• _Work instructions_: For each line below that includes the string "content", show the whole line.

-- Data for review follows --

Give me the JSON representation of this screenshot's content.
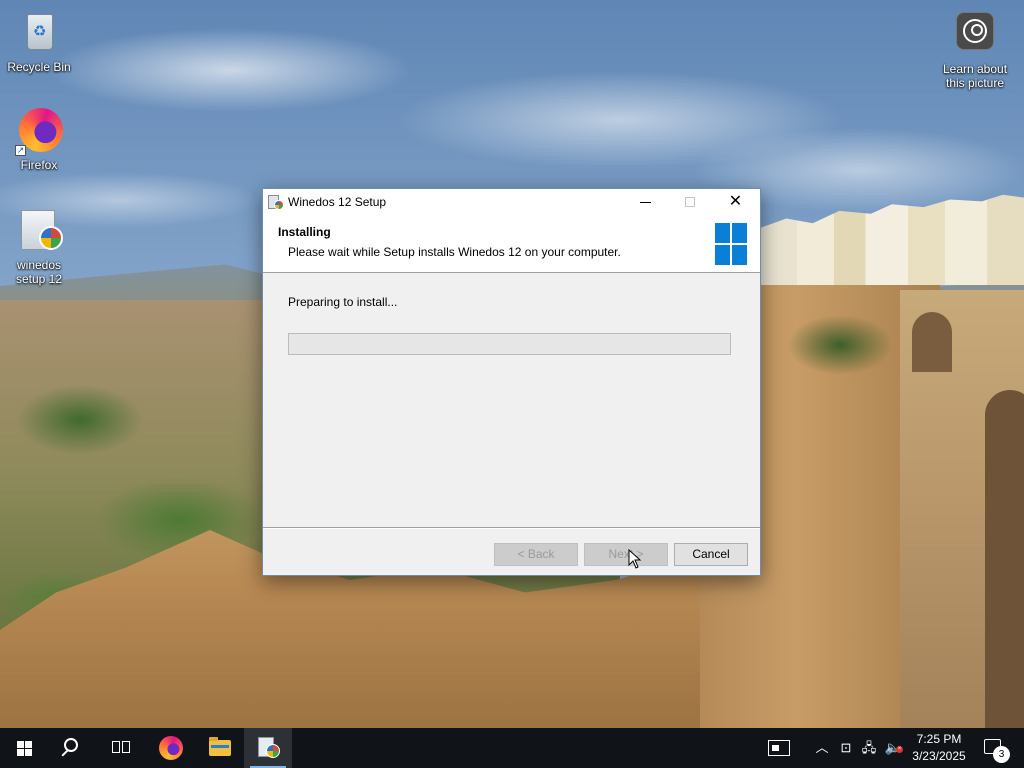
{
  "desktop": {
    "icons": [
      {
        "label": "Recycle Bin",
        "icon": "recycle-bin-icon"
      },
      {
        "label": "Firefox",
        "icon": "firefox-icon"
      },
      {
        "label": "winedos setup 12",
        "icon": "setup-icon"
      },
      {
        "label": "Learn about this picture",
        "icon": "learn-about-picture-icon"
      }
    ]
  },
  "window": {
    "title": "Winedos 12  Setup",
    "header_title": "Installing",
    "header_subtitle": "Please wait while Setup installs Winedos 12  on your computer.",
    "status": "Preparing to install...",
    "progress_percent": 0,
    "progress_color": "#06b025",
    "buttons": {
      "back": "< Back",
      "next": "Next >",
      "cancel": "Cancel"
    },
    "logo_color": "#0a7fd8"
  },
  "taskbar": {
    "pinned": [
      "start-button",
      "search-button",
      "task-view-button",
      "firefox",
      "file-explorer",
      "winedos-setup"
    ],
    "clock_time": "7:25 PM",
    "clock_date": "3/23/2025",
    "notification_count": "3",
    "background": "#101418"
  }
}
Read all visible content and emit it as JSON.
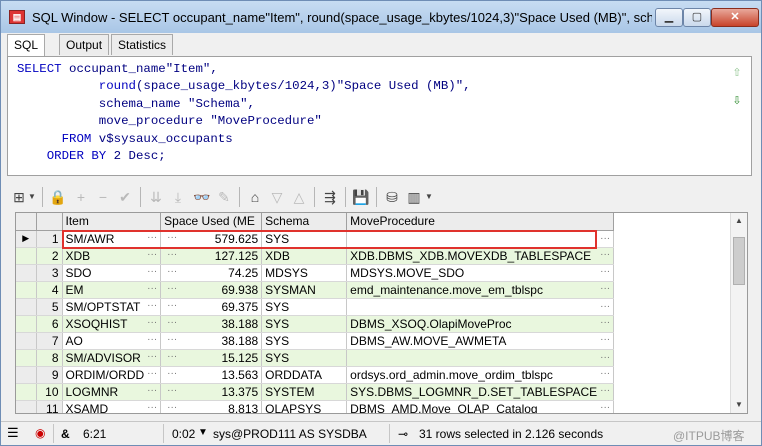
{
  "window": {
    "title": "SQL Window - SELECT occupant_name\"Item\", round(space_usage_kbytes/1024,3)\"Space Used (MB)\", sch...",
    "controls": {
      "minimize": "▭",
      "maximize": "▭",
      "close": "✕"
    }
  },
  "tabs": [
    "SQL",
    "Output",
    "Statistics"
  ],
  "sql": {
    "lines": [
      {
        "indent": "",
        "kw": "SELECT",
        "rest": " occupant_name\"Item\","
      },
      {
        "indent": "           ",
        "kw": "round",
        "rest": "(space_usage_kbytes/1024,3)\"Space Used (MB)\","
      },
      {
        "indent": "           ",
        "kw": "",
        "rest": "schema_name \"Schema\","
      },
      {
        "indent": "           ",
        "kw": "",
        "rest": "move_procedure \"MoveProcedure\""
      },
      {
        "indent": "      ",
        "kw": "FROM",
        "rest": " v$sysaux_occupants"
      },
      {
        "indent": "    ",
        "kw": "ORDER BY",
        "rest": " 2 Desc;"
      }
    ]
  },
  "grid": {
    "columns": [
      "Item",
      "Space Used (ME",
      "Schema",
      "MoveProcedure"
    ],
    "rows": [
      {
        "n": "1",
        "item": "SM/AWR",
        "space": "579.625",
        "schema": "SYS",
        "proc": ""
      },
      {
        "n": "2",
        "item": "XDB",
        "space": "127.125",
        "schema": "XDB",
        "proc": "XDB.DBMS_XDB.MOVEXDB_TABLESPACE"
      },
      {
        "n": "3",
        "item": "SDO",
        "space": "74.25",
        "schema": "MDSYS",
        "proc": "MDSYS.MOVE_SDO"
      },
      {
        "n": "4",
        "item": "EM",
        "space": "69.938",
        "schema": "SYSMAN",
        "proc": "emd_maintenance.move_em_tblspc"
      },
      {
        "n": "5",
        "item": "SM/OPTSTAT",
        "space": "69.375",
        "schema": "SYS",
        "proc": ""
      },
      {
        "n": "6",
        "item": "XSOQHIST",
        "space": "38.188",
        "schema": "SYS",
        "proc": "DBMS_XSOQ.OlapiMoveProc"
      },
      {
        "n": "7",
        "item": "AO",
        "space": "38.188",
        "schema": "SYS",
        "proc": "DBMS_AW.MOVE_AWMETA"
      },
      {
        "n": "8",
        "item": "SM/ADVISOR",
        "space": "15.125",
        "schema": "SYS",
        "proc": ""
      },
      {
        "n": "9",
        "item": "ORDIM/ORDD",
        "space": "13.563",
        "schema": "ORDDATA",
        "proc": "ordsys.ord_admin.move_ordim_tblspc"
      },
      {
        "n": "10",
        "item": "LOGMNR",
        "space": "13.375",
        "schema": "SYSTEM",
        "proc": "SYS.DBMS_LOGMNR_D.SET_TABLESPACE"
      },
      {
        "n": "11",
        "item": "XSAMD",
        "space": "8.813",
        "schema": "OLAPSYS",
        "proc": "DBMS_AMD.Move_OLAP_Catalog"
      }
    ]
  },
  "status": {
    "cursor": "6:21",
    "elapsed": "0:02",
    "connection": "sys@PROD111 AS SYSDBA",
    "message": "31 rows selected in 2.126 seconds",
    "watermark": "@ITPUB博客"
  },
  "colors": {
    "highlight_border": "#e0322d",
    "alt_row": "#e9f7de"
  }
}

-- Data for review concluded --

• _Answer for the task_:
Give me the JSON representation of this screenshot's content.
Read all visible content and emit it as JSON.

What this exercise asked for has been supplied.